> _Dataset rows describing interfaces_
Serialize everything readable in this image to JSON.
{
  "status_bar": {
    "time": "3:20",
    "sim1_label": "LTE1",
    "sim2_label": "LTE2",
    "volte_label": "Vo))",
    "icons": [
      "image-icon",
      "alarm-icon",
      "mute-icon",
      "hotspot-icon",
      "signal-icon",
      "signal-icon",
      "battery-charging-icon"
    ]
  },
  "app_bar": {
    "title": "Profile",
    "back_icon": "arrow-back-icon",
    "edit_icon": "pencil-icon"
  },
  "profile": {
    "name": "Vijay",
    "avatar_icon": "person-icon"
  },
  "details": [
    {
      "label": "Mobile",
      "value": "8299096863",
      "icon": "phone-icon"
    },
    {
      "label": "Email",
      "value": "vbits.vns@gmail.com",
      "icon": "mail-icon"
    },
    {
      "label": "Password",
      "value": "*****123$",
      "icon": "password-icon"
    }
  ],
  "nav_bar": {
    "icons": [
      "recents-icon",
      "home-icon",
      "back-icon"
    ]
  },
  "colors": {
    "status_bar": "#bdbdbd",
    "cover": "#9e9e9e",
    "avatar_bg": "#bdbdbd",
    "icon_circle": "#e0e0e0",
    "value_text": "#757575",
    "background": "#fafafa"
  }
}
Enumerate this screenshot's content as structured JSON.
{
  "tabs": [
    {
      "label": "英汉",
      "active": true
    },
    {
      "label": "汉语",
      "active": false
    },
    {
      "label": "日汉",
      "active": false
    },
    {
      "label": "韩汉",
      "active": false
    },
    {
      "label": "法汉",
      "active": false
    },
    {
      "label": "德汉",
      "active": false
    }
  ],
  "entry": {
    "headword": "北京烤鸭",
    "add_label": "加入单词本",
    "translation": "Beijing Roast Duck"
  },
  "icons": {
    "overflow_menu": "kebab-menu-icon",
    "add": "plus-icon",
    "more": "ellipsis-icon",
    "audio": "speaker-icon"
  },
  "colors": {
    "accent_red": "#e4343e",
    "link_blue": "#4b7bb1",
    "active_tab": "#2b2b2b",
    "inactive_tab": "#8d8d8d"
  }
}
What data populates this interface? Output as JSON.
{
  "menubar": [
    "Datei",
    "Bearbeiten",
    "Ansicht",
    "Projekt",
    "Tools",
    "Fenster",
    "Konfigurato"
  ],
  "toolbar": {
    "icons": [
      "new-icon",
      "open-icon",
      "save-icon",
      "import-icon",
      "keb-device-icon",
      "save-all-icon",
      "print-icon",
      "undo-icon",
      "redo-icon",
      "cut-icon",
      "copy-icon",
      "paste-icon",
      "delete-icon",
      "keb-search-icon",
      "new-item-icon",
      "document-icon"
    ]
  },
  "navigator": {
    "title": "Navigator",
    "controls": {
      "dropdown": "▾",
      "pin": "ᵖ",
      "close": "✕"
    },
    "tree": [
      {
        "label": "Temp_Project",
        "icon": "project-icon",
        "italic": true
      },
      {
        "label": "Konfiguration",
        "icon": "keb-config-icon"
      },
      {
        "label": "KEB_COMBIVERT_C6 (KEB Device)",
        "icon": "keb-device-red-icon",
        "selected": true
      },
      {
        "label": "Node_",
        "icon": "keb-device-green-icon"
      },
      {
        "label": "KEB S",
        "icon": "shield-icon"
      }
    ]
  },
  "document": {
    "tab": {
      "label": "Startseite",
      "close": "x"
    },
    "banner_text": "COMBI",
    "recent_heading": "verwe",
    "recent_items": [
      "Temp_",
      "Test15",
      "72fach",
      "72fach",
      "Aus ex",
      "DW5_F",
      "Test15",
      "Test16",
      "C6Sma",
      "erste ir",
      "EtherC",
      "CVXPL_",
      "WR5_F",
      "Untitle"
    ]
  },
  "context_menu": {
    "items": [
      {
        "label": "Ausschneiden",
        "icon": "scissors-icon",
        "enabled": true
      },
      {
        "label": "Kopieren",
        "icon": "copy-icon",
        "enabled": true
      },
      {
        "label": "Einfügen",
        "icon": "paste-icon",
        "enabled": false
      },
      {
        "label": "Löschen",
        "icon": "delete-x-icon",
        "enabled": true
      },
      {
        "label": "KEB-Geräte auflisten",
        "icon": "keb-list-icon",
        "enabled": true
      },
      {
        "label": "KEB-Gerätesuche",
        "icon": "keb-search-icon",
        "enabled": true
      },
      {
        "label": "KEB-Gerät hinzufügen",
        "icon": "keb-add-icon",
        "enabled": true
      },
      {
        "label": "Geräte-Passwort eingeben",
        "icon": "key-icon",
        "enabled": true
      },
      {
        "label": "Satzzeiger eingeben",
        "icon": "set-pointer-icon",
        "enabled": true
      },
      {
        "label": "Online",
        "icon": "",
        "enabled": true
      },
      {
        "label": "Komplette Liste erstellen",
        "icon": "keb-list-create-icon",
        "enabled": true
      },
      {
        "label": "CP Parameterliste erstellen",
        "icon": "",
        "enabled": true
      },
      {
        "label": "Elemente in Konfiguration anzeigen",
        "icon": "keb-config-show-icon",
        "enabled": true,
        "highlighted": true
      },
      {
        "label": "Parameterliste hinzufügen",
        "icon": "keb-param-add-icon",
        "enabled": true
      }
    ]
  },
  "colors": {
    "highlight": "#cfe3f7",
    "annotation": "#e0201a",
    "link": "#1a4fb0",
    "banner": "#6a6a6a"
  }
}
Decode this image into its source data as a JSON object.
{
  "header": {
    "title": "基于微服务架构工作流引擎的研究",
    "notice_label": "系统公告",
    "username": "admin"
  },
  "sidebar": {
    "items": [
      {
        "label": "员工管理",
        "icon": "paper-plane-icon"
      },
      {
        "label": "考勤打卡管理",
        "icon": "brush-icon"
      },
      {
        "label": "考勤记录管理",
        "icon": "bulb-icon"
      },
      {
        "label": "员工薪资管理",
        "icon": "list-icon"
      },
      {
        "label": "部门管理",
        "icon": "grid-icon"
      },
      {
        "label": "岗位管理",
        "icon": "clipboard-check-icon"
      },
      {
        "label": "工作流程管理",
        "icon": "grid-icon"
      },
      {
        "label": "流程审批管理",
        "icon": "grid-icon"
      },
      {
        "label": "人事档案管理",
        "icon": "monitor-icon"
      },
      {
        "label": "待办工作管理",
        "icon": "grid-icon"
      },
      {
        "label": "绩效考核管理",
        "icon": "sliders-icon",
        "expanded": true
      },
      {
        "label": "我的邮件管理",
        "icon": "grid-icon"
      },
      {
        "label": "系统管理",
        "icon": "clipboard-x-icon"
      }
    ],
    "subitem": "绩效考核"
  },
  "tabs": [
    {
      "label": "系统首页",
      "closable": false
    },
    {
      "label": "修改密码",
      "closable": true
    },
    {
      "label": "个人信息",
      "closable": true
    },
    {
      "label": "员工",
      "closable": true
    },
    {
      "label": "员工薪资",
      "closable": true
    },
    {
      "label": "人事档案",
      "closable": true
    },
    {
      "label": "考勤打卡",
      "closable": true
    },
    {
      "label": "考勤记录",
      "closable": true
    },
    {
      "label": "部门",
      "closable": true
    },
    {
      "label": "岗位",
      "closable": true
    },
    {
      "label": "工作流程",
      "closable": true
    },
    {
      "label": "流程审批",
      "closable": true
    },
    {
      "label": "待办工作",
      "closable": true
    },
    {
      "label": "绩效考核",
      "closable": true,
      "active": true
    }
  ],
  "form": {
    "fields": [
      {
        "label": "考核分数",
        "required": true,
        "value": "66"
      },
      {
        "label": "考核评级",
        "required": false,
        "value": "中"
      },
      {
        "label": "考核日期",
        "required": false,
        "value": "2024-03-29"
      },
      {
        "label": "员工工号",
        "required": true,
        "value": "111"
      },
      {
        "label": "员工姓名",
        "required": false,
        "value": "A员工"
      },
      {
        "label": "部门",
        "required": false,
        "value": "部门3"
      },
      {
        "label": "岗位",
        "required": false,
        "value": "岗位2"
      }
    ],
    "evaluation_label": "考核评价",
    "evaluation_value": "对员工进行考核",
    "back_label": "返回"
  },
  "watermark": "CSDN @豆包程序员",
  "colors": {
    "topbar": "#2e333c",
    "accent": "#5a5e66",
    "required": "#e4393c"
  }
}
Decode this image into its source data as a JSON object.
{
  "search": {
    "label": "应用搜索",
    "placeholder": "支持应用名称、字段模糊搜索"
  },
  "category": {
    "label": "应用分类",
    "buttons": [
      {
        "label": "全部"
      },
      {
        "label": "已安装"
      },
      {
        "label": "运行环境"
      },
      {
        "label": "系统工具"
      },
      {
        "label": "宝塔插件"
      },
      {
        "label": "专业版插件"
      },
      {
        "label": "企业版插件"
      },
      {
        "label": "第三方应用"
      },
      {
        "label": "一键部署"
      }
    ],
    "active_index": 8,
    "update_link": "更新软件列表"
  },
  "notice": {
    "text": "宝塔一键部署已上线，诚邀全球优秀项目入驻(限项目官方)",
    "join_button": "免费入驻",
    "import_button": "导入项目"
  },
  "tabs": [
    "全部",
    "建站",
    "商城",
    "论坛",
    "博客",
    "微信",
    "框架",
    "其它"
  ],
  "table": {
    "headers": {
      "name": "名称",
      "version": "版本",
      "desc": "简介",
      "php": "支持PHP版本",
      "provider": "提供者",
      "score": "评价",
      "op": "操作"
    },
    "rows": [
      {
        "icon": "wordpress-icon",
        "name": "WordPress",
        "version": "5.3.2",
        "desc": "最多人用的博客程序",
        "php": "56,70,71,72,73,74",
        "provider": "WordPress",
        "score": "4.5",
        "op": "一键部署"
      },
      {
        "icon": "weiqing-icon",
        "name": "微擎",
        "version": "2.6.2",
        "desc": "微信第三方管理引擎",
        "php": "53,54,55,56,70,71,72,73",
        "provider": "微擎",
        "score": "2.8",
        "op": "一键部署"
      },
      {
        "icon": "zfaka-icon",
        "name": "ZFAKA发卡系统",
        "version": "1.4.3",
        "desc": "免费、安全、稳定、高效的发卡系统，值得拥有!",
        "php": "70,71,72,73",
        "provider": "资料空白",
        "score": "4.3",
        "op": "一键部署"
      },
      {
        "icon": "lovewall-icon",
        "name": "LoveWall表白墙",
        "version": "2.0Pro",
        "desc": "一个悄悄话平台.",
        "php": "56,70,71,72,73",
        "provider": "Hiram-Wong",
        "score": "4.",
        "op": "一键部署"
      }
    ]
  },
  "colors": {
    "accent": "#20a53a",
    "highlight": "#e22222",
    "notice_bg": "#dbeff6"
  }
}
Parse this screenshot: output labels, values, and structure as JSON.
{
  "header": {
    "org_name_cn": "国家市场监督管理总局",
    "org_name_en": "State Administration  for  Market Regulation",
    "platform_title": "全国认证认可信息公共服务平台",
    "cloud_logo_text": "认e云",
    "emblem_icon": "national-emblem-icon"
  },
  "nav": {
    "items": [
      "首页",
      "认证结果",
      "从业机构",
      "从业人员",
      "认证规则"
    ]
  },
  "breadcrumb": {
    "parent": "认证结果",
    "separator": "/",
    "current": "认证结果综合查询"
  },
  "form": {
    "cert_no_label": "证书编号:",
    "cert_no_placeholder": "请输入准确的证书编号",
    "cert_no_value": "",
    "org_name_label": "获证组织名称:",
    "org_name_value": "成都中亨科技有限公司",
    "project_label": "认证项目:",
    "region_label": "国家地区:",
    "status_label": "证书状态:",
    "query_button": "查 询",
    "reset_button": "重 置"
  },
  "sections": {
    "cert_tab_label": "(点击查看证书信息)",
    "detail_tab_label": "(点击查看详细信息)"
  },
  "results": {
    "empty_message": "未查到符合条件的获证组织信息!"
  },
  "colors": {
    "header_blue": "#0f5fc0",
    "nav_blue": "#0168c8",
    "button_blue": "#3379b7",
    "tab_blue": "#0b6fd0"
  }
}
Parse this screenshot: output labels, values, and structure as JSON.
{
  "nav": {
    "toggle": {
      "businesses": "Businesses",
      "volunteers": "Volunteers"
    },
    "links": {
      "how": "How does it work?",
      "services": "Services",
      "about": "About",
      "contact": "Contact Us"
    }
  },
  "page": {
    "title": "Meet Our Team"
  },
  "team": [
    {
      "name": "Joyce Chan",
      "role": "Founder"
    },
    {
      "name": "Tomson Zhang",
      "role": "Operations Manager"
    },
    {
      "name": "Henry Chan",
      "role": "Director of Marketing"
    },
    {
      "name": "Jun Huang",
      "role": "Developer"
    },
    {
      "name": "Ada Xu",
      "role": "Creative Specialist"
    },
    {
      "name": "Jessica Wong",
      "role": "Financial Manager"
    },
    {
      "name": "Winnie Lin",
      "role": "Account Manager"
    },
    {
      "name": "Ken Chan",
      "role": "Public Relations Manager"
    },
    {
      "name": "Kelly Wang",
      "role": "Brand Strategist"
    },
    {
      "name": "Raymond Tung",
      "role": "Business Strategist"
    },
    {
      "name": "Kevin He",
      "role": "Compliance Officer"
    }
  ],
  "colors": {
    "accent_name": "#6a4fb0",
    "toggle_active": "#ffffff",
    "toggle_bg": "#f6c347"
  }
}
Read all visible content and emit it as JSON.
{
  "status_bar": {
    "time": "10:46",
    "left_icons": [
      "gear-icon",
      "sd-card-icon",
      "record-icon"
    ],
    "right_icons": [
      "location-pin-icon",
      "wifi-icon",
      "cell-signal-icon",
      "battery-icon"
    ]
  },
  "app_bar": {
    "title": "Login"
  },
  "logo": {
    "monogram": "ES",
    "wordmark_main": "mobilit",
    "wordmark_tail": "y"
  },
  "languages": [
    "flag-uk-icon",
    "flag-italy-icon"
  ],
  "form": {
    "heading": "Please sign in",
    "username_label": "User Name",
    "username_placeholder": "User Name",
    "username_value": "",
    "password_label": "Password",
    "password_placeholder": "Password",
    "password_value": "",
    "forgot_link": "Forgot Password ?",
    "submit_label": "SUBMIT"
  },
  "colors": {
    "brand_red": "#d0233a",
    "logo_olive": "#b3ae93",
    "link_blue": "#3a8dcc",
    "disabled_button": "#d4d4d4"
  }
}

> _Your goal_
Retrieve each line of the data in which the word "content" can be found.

> _The completed task_
Enumerate this screenshot's content as structured JSON.
Read all visible content and emit it as JSON.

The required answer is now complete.